• The input:
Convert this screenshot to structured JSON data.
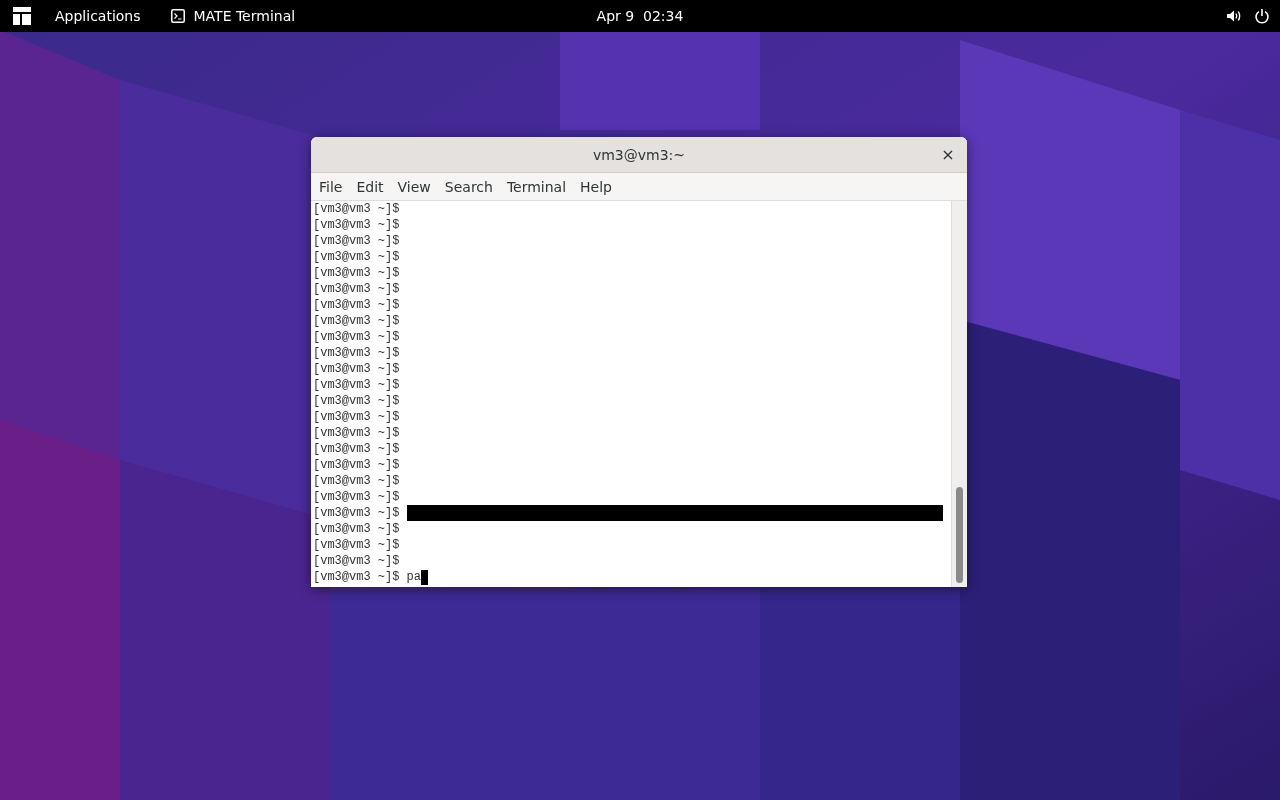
{
  "top_bar": {
    "applications": "Applications",
    "active_app": "MATE Terminal",
    "clock": "Apr 9  02:34"
  },
  "window": {
    "title": "vm3@vm3:~",
    "close": "×"
  },
  "menu": [
    "File",
    "Edit",
    "View",
    "Search",
    "Terminal",
    "Help"
  ],
  "terminal_lines": [
    {
      "text": "[vm3@vm3 ~]$",
      "redacted": false,
      "cursor": false
    },
    {
      "text": "[vm3@vm3 ~]$",
      "redacted": false,
      "cursor": false
    },
    {
      "text": "[vm3@vm3 ~]$",
      "redacted": false,
      "cursor": false
    },
    {
      "text": "[vm3@vm3 ~]$",
      "redacted": false,
      "cursor": false
    },
    {
      "text": "[vm3@vm3 ~]$",
      "redacted": false,
      "cursor": false
    },
    {
      "text": "[vm3@vm3 ~]$",
      "redacted": false,
      "cursor": false
    },
    {
      "text": "[vm3@vm3 ~]$",
      "redacted": false,
      "cursor": false
    },
    {
      "text": "[vm3@vm3 ~]$",
      "redacted": false,
      "cursor": false
    },
    {
      "text": "[vm3@vm3 ~]$",
      "redacted": false,
      "cursor": false
    },
    {
      "text": "[vm3@vm3 ~]$",
      "redacted": false,
      "cursor": false
    },
    {
      "text": "[vm3@vm3 ~]$",
      "redacted": false,
      "cursor": false
    },
    {
      "text": "[vm3@vm3 ~]$",
      "redacted": false,
      "cursor": false
    },
    {
      "text": "[vm3@vm3 ~]$",
      "redacted": false,
      "cursor": false
    },
    {
      "text": "[vm3@vm3 ~]$",
      "redacted": false,
      "cursor": false
    },
    {
      "text": "[vm3@vm3 ~]$",
      "redacted": false,
      "cursor": false
    },
    {
      "text": "[vm3@vm3 ~]$",
      "redacted": false,
      "cursor": false
    },
    {
      "text": "[vm3@vm3 ~]$",
      "redacted": false,
      "cursor": false
    },
    {
      "text": "[vm3@vm3 ~]$",
      "redacted": false,
      "cursor": false
    },
    {
      "text": "[vm3@vm3 ~]$",
      "redacted": false,
      "cursor": false
    },
    {
      "text": "[vm3@vm3 ~]$",
      "redacted": true,
      "cursor": false
    },
    {
      "text": "[vm3@vm3 ~]$",
      "redacted": false,
      "cursor": false
    },
    {
      "text": "[vm3@vm3 ~]$",
      "redacted": false,
      "cursor": false
    },
    {
      "text": "[vm3@vm3 ~]$",
      "redacted": false,
      "cursor": false
    },
    {
      "text": "[vm3@vm3 ~]$ pa",
      "redacted": false,
      "cursor": true
    }
  ]
}
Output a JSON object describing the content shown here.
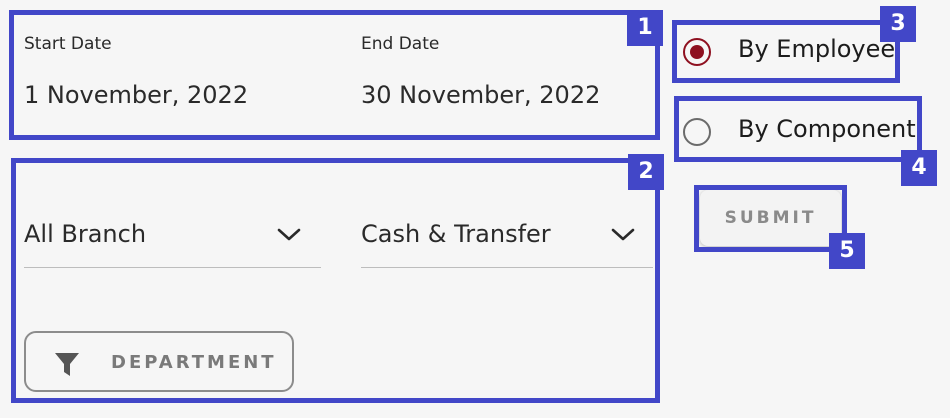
{
  "dates": {
    "start_label": "Start Date",
    "start_value": "1 November, 2022",
    "end_label": "End Date",
    "end_value": "30 November, 2022"
  },
  "filters": {
    "branch_value": "All Branch",
    "payment_value": "Cash & Transfer",
    "department_label": "DEPARTMENT"
  },
  "report_type": {
    "options": [
      {
        "label": "By Employee",
        "selected": true
      },
      {
        "label": "By Component",
        "selected": false
      }
    ]
  },
  "actions": {
    "submit_label": "SUBMIT"
  },
  "annotations": {
    "badges": [
      "1",
      "2",
      "3",
      "4",
      "5"
    ],
    "color": "#4247c8"
  },
  "colors": {
    "accent": "#8e1020",
    "background": "#f6f6f6",
    "muted_text": "#7a7a7a"
  },
  "icons": {
    "select_caret": "chevron-down-icon",
    "department": "funnel-icon"
  }
}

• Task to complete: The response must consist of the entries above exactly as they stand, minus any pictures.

• Output for this task:
Convert this screenshot to structured JSON data.
{
  "top_bar": {
    "applications": "Applications",
    "active_app": "MATE Terminal",
    "clock": "Apr 9  02:34"
  },
  "window": {
    "title": "vm3@vm3:~",
    "close": "×"
  },
  "menu": [
    "File",
    "Edit",
    "View",
    "Search",
    "Terminal",
    "Help"
  ],
  "terminal_lines": [
    {
      "text": "[vm3@vm3 ~]$",
      "redacted": false,
      "cursor": false
    },
    {
      "text": "[vm3@vm3 ~]$",
      "redacted": false,
      "cursor": false
    },
    {
      "text": "[vm3@vm3 ~]$",
      "redacted": false,
      "cursor": false
    },
    {
      "text": "[vm3@vm3 ~]$",
      "redacted": false,
      "cursor": false
    },
    {
      "text": "[vm3@vm3 ~]$",
      "redacted": false,
      "cursor": false
    },
    {
      "text": "[vm3@vm3 ~]$",
      "redacted": false,
      "cursor": false
    },
    {
      "text": "[vm3@vm3 ~]$",
      "redacted": false,
      "cursor": false
    },
    {
      "text": "[vm3@vm3 ~]$",
      "redacted": false,
      "cursor": false
    },
    {
      "text": "[vm3@vm3 ~]$",
      "redacted": false,
      "cursor": false
    },
    {
      "text": "[vm3@vm3 ~]$",
      "redacted": false,
      "cursor": false
    },
    {
      "text": "[vm3@vm3 ~]$",
      "redacted": false,
      "cursor": false
    },
    {
      "text": "[vm3@vm3 ~]$",
      "redacted": false,
      "cursor": false
    },
    {
      "text": "[vm3@vm3 ~]$",
      "redacted": false,
      "cursor": false
    },
    {
      "text": "[vm3@vm3 ~]$",
      "redacted": false,
      "cursor": false
    },
    {
      "text": "[vm3@vm3 ~]$",
      "redacted": false,
      "cursor": false
    },
    {
      "text": "[vm3@vm3 ~]$",
      "redacted": false,
      "cursor": false
    },
    {
      "text": "[vm3@vm3 ~]$",
      "redacted": false,
      "cursor": false
    },
    {
      "text": "[vm3@vm3 ~]$",
      "redacted": false,
      "cursor": false
    },
    {
      "text": "[vm3@vm3 ~]$",
      "redacted": false,
      "cursor": false
    },
    {
      "text": "[vm3@vm3 ~]$",
      "redacted": true,
      "cursor": false
    },
    {
      "text": "[vm3@vm3 ~]$",
      "redacted": false,
      "cursor": false
    },
    {
      "text": "[vm3@vm3 ~]$",
      "redacted": false,
      "cursor": false
    },
    {
      "text": "[vm3@vm3 ~]$",
      "redacted": false,
      "cursor": false
    },
    {
      "text": "[vm3@vm3 ~]$ pa",
      "redacted": false,
      "cursor": true
    }
  ]
}
Output a JSON object describing the content shown here.
{
  "dates": {
    "start_label": "Start Date",
    "start_value": "1 November, 2022",
    "end_label": "End Date",
    "end_value": "30 November, 2022"
  },
  "filters": {
    "branch_value": "All Branch",
    "payment_value": "Cash & Transfer",
    "department_label": "DEPARTMENT"
  },
  "report_type": {
    "options": [
      {
        "label": "By Employee",
        "selected": true
      },
      {
        "label": "By Component",
        "selected": false
      }
    ]
  },
  "actions": {
    "submit_label": "SUBMIT"
  },
  "annotations": {
    "badges": [
      "1",
      "2",
      "3",
      "4",
      "5"
    ],
    "color": "#4247c8"
  },
  "colors": {
    "accent": "#8e1020",
    "background": "#f6f6f6",
    "muted_text": "#7a7a7a"
  },
  "icons": {
    "select_caret": "chevron-down-icon",
    "department": "funnel-icon"
  }
}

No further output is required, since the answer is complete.